#### PROBLEM TO SOLVE:
For this exercise, write each entry below out precisely and omit the pictures.

Component data from apps and pages:
········
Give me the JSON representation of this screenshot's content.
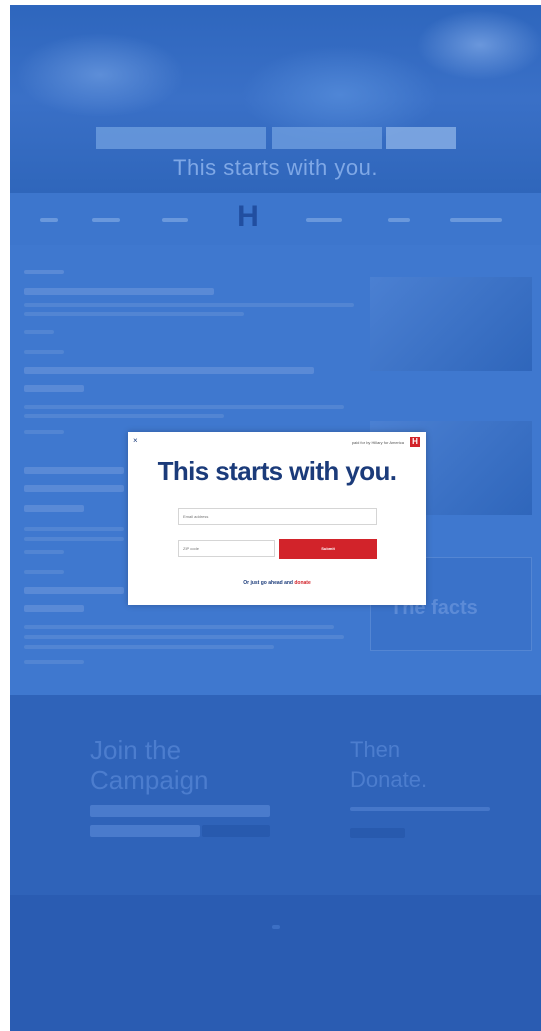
{
  "modal": {
    "paid_for": "paid for by Hillary for America",
    "logo_letter": "H",
    "close_symbol": "×",
    "title": "This starts with you.",
    "email_placeholder": "Email address",
    "zip_placeholder": "ZIP code",
    "submit_label": "Submit",
    "skip_prefix": "Or just go ahead and ",
    "skip_link": "donate"
  },
  "background_site": {
    "hero_title": "This starts with you.",
    "nav_logo": "H",
    "thumbnail_text": "The facts",
    "join_title_line1": "Join the",
    "join_title_line2": "Campaign",
    "donate_title_line1": "Then",
    "donate_title_line2": "Donate."
  },
  "colors": {
    "overlay_blue": "#3f78cf",
    "brand_navy": "#1b3b7a",
    "brand_red": "#d2232a"
  }
}
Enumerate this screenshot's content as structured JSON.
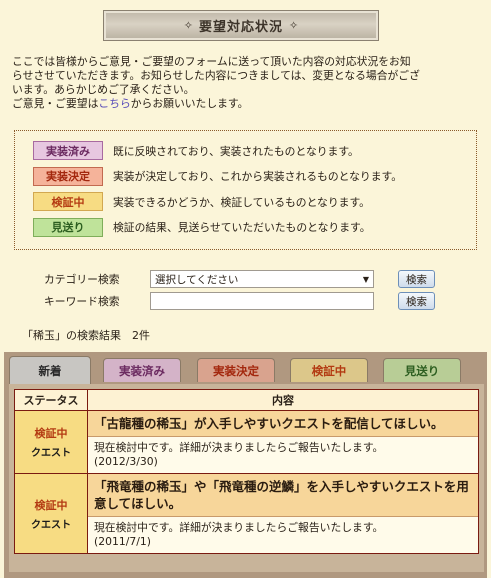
{
  "header": {
    "title": "要望対応状況",
    "ornament_left": "✧",
    "ornament_right": "✧"
  },
  "intro": {
    "line1": "ここでは皆様からご意見・ご要望のフォームに送って頂いた内容の対応状況をお知",
    "line2": "らせさせていただきます。お知らせした内容につきましては、変更となる場合がござ",
    "line3": "います。あらかじめご了承ください。",
    "line4_pre": "ご意見・ご要望は",
    "line4_link": "こちら",
    "line4_post": "からお願いいたします。"
  },
  "legend": [
    {
      "badge": "実装済み",
      "text": "既に反映されており、実装されたものとなります。"
    },
    {
      "badge": "実装決定",
      "text": "実装が決定しており、これから実装されるものとなります。"
    },
    {
      "badge": "検証中",
      "text": "実装できるかどうか、検証しているものとなります。"
    },
    {
      "badge": "見送り",
      "text": "検証の結果、見送らせていただいたものとなります。"
    }
  ],
  "search": {
    "category_label": "カテゴリー検索",
    "category_value": "選択してください",
    "keyword_label": "キーワード検索",
    "keyword_value": "",
    "button_label": "検索"
  },
  "results": {
    "title": "「稀玉」の検索結果　2件"
  },
  "tabs": [
    "新着",
    "実装済み",
    "実装決定",
    "検証中",
    "見送り"
  ],
  "table": {
    "headers": [
      "ステータス",
      "内容"
    ],
    "rows": [
      {
        "status": "検証中",
        "category": "クエスト",
        "title": "「古龍種の稀玉」が入手しやすいクエストを配信してほしい。",
        "body": "現在検討中です。詳細が決まりましたらご報告いたします。",
        "date": "(2012/3/30)"
      },
      {
        "status": "検証中",
        "category": "クエスト",
        "title1": "「飛竜種の稀玉」や「飛竜種の逆鱗」を入手しやすいクエストを用",
        "title2": "意してほしい。",
        "body": "現在検討中です。詳細が決まりましたらご報告いたします。",
        "date": "(2011/7/1)"
      }
    ]
  },
  "colors": {
    "background": "#fbf5d9",
    "border": "#7a1a10",
    "link": "#5548b8"
  }
}
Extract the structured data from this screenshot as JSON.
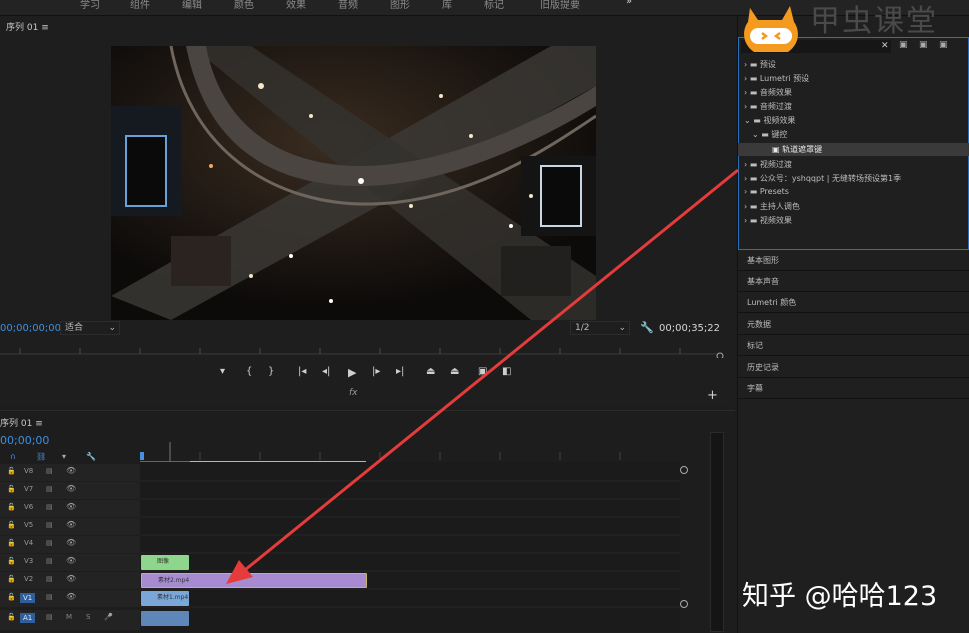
{
  "menu": [
    "学习",
    "组件",
    "编辑",
    "颜色",
    "效果",
    "音频",
    "图形",
    "库",
    "标记",
    "旧版提要"
  ],
  "program": {
    "title": "序列 01",
    "timecode_current": "00;00;00;00",
    "fit": "适合",
    "resolution": "1/2",
    "timecode_duration": "00;00;35;22",
    "fx_label": "fx"
  },
  "timeline": {
    "title": "序列 01",
    "timecode": "00;00;00",
    "tracks": [
      "V8",
      "V7",
      "V6",
      "V5",
      "V4",
      "V3",
      "V2",
      "V1",
      "A1"
    ],
    "clips": {
      "v3": "图像",
      "v2": "素材2.mp4",
      "v1": "素材1.mp4"
    }
  },
  "effects": {
    "search": "",
    "tree": [
      {
        "label": "预设",
        "level": 0
      },
      {
        "label": "Lumetri 预设",
        "level": 0
      },
      {
        "label": "音频效果",
        "level": 0
      },
      {
        "label": "音频过渡",
        "level": 0
      },
      {
        "label": "视频效果",
        "level": 0,
        "open": true
      },
      {
        "label": "键控",
        "level": 1,
        "open": true
      },
      {
        "label": "轨道遮罩键",
        "level": 2,
        "selected": true
      },
      {
        "label": "视频过渡",
        "level": 0
      },
      {
        "label": "公众号：yshqqpt | 无缝转场预设第1季",
        "level": 0
      },
      {
        "label": "Presets",
        "level": 0
      },
      {
        "label": "主持人调色",
        "level": 0
      },
      {
        "label": "视频效果",
        "level": 0
      }
    ]
  },
  "panels": [
    "基本图形",
    "基本声音",
    "Lumetri 颜色",
    "元数据",
    "标记",
    "历史记录",
    "字幕"
  ],
  "brand": "甲虫课堂",
  "watermark": "知乎 @哈哈123",
  "colors": {
    "accent": "#3d8fe0",
    "clip_purple": "#a78bd0",
    "clip_green": "#8ed68b",
    "arrow": "#e53b3b"
  }
}
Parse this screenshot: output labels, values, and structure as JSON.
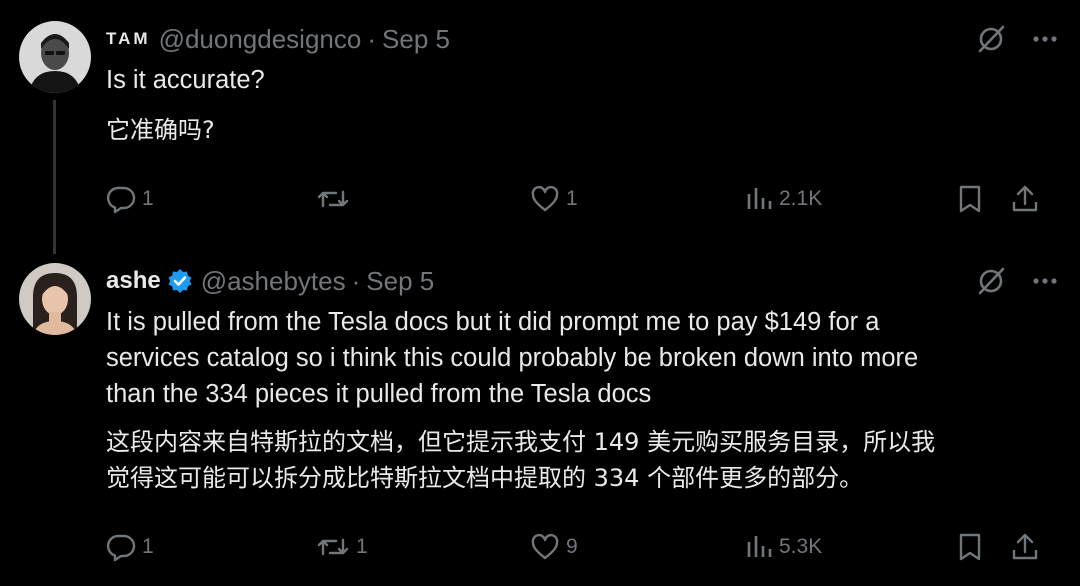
{
  "tweets": [
    {
      "display_name": "TAM",
      "handle": "@duongdesignco",
      "separator": "·",
      "date": "Sep 5",
      "text_en": "Is it accurate?",
      "text_zh": "它准确吗?",
      "replies": "1",
      "retweets": "",
      "likes": "1",
      "views": "2.1K"
    },
    {
      "display_name": "ashe",
      "handle": "@ashebytes",
      "separator": "·",
      "date": "Sep 5",
      "verified": true,
      "text_en_lines": [
        "It is pulled from the Tesla docs but it did prompt me to pay $149 for a",
        "services catalog so i think this could probably be broken down into more",
        "than the 334 pieces it pulled from the Tesla docs"
      ],
      "text_zh_lines": [
        "这段内容来自特斯拉的文档，但它提示我支付 149 美元购买服务目录，所以我",
        "觉得这可能可以拆分成比特斯拉文档中提取的 334 个部件更多的部分。"
      ],
      "replies": "1",
      "retweets": "1",
      "likes": "9",
      "views": "5.3K"
    }
  ],
  "colors": {
    "background": "#000000",
    "text": "#e7e9ea",
    "muted": "#71767b",
    "verified": "#1d9bf0",
    "thread_line": "#333639"
  },
  "icons": [
    "grok-icon",
    "more-icon",
    "reply-icon",
    "retweet-icon",
    "like-icon",
    "views-icon",
    "bookmark-icon",
    "share-icon",
    "verified-badge-icon"
  ]
}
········
#### ANSWER AREA:
Give me the JSON representation of this screenshot's content.
{
  "modal": {
    "paid_for": "paid for by Hillary for America",
    "logo_letter": "H",
    "close_symbol": "×",
    "title": "This starts with you.",
    "email_placeholder": "Email address",
    "zip_placeholder": "ZIP code",
    "submit_label": "Submit",
    "skip_prefix": "Or just go ahead and ",
    "skip_link": "donate"
  },
  "background_site": {
    "hero_title": "This starts with you.",
    "nav_logo": "H",
    "thumbnail_text": "The facts",
    "join_title_line1": "Join the",
    "join_title_line2": "Campaign",
    "donate_title_line1": "Then",
    "donate_title_line2": "Donate."
  },
  "colors": {
    "overlay_blue": "#3f78cf",
    "brand_navy": "#1b3b7a",
    "brand_red": "#d2232a"
  }
}
Enumerate this screenshot's content as structured JSON.
{
  "header": {
    "title": "要望対応状況",
    "ornament_left": "✧",
    "ornament_right": "✧"
  },
  "intro": {
    "line1": "ここでは皆様からご意見・ご要望のフォームに送って頂いた内容の対応状況をお知",
    "line2": "らせさせていただきます。お知らせした内容につきましては、変更となる場合がござ",
    "line3": "います。あらかじめご了承ください。",
    "line4_pre": "ご意見・ご要望は",
    "line4_link": "こちら",
    "line4_post": "からお願いいたします。"
  },
  "legend": [
    {
      "badge": "実装済み",
      "text": "既に反映されており、実装されたものとなります。"
    },
    {
      "badge": "実装決定",
      "text": "実装が決定しており、これから実装されるものとなります。"
    },
    {
      "badge": "検証中",
      "text": "実装できるかどうか、検証しているものとなります。"
    },
    {
      "badge": "見送り",
      "text": "検証の結果、見送らせていただいたものとなります。"
    }
  ],
  "search": {
    "category_label": "カテゴリー検索",
    "category_value": "選択してください",
    "keyword_label": "キーワード検索",
    "keyword_value": "",
    "button_label": "検索"
  },
  "results": {
    "title": "「稀玉」の検索結果　2件"
  },
  "tabs": [
    "新着",
    "実装済み",
    "実装決定",
    "検証中",
    "見送り"
  ],
  "table": {
    "headers": [
      "ステータス",
      "内容"
    ],
    "rows": [
      {
        "status": "検証中",
        "category": "クエスト",
        "title": "「古龍種の稀玉」が入手しやすいクエストを配信してほしい。",
        "body": "現在検討中です。詳細が決まりましたらご報告いたします。",
        "date": "(2012/3/30)"
      },
      {
        "status": "検証中",
        "category": "クエスト",
        "title1": "「飛竜種の稀玉」や「飛竜種の逆鱗」を入手しやすいクエストを用",
        "title2": "意してほしい。",
        "body": "現在検討中です。詳細が決まりましたらご報告いたします。",
        "date": "(2011/7/1)"
      }
    ]
  },
  "colors": {
    "background": "#fbf5d9",
    "border": "#7a1a10",
    "link": "#5548b8"
  }
}
Extract the structured data from this screenshot as JSON.
{
  "menu": [
    "学习",
    "组件",
    "编辑",
    "颜色",
    "效果",
    "音频",
    "图形",
    "库",
    "标记",
    "旧版提要"
  ],
  "program": {
    "title": "序列 01",
    "timecode_current": "00;00;00;00",
    "fit": "适合",
    "resolution": "1/2",
    "timecode_duration": "00;00;35;22",
    "fx_label": "fx"
  },
  "timeline": {
    "title": "序列 01",
    "timecode": "00;00;00",
    "tracks": [
      "V8",
      "V7",
      "V6",
      "V5",
      "V4",
      "V3",
      "V2",
      "V1",
      "A1"
    ],
    "clips": {
      "v3": "图像",
      "v2": "素材2.mp4",
      "v1": "素材1.mp4"
    }
  },
  "effects": {
    "search": "",
    "tree": [
      {
        "label": "预设",
        "level": 0
      },
      {
        "label": "Lumetri 预设",
        "level": 0
      },
      {
        "label": "音频效果",
        "level": 0
      },
      {
        "label": "音频过渡",
        "level": 0
      },
      {
        "label": "视频效果",
        "level": 0,
        "open": true
      },
      {
        "label": "键控",
        "level": 1,
        "open": true
      },
      {
        "label": "轨道遮罩键",
        "level": 2,
        "selected": true
      },
      {
        "label": "视频过渡",
        "level": 0
      },
      {
        "label": "公众号：yshqqpt | 无缝转场预设第1季",
        "level": 0
      },
      {
        "label": "Presets",
        "level": 0
      },
      {
        "label": "主持人调色",
        "level": 0
      },
      {
        "label": "视频效果",
        "level": 0
      }
    ]
  },
  "panels": [
    "基本图形",
    "基本声音",
    "Lumetri 颜色",
    "元数据",
    "标记",
    "历史记录",
    "字幕"
  ],
  "brand": "甲虫课堂",
  "watermark": "知乎 @哈哈123",
  "colors": {
    "accent": "#3d8fe0",
    "clip_purple": "#a78bd0",
    "clip_green": "#8ed68b",
    "arrow": "#e53b3b"
  }
}
Parse this screenshot: output labels, values, and structure as JSON.
{
  "tweets": [
    {
      "display_name": "TAM",
      "handle": "@duongdesignco",
      "separator": "·",
      "date": "Sep 5",
      "text_en": "Is it accurate?",
      "text_zh": "它准确吗?",
      "replies": "1",
      "retweets": "",
      "likes": "1",
      "views": "2.1K"
    },
    {
      "display_name": "ashe",
      "handle": "@ashebytes",
      "separator": "·",
      "date": "Sep 5",
      "verified": true,
      "text_en_lines": [
        "It is pulled from the Tesla docs but it did prompt me to pay $149 for a",
        "services catalog so i think this could probably be broken down into more",
        "than the 334 pieces it pulled from the Tesla docs"
      ],
      "text_zh_lines": [
        "这段内容来自特斯拉的文档，但它提示我支付 149 美元购买服务目录，所以我",
        "觉得这可能可以拆分成比特斯拉文档中提取的 334 个部件更多的部分。"
      ],
      "replies": "1",
      "retweets": "1",
      "likes": "9",
      "views": "5.3K"
    }
  ],
  "colors": {
    "background": "#000000",
    "text": "#e7e9ea",
    "muted": "#71767b",
    "verified": "#1d9bf0",
    "thread_line": "#333639"
  },
  "icons": [
    "grok-icon",
    "more-icon",
    "reply-icon",
    "retweet-icon",
    "like-icon",
    "views-icon",
    "bookmark-icon",
    "share-icon",
    "verified-badge-icon"
  ]
}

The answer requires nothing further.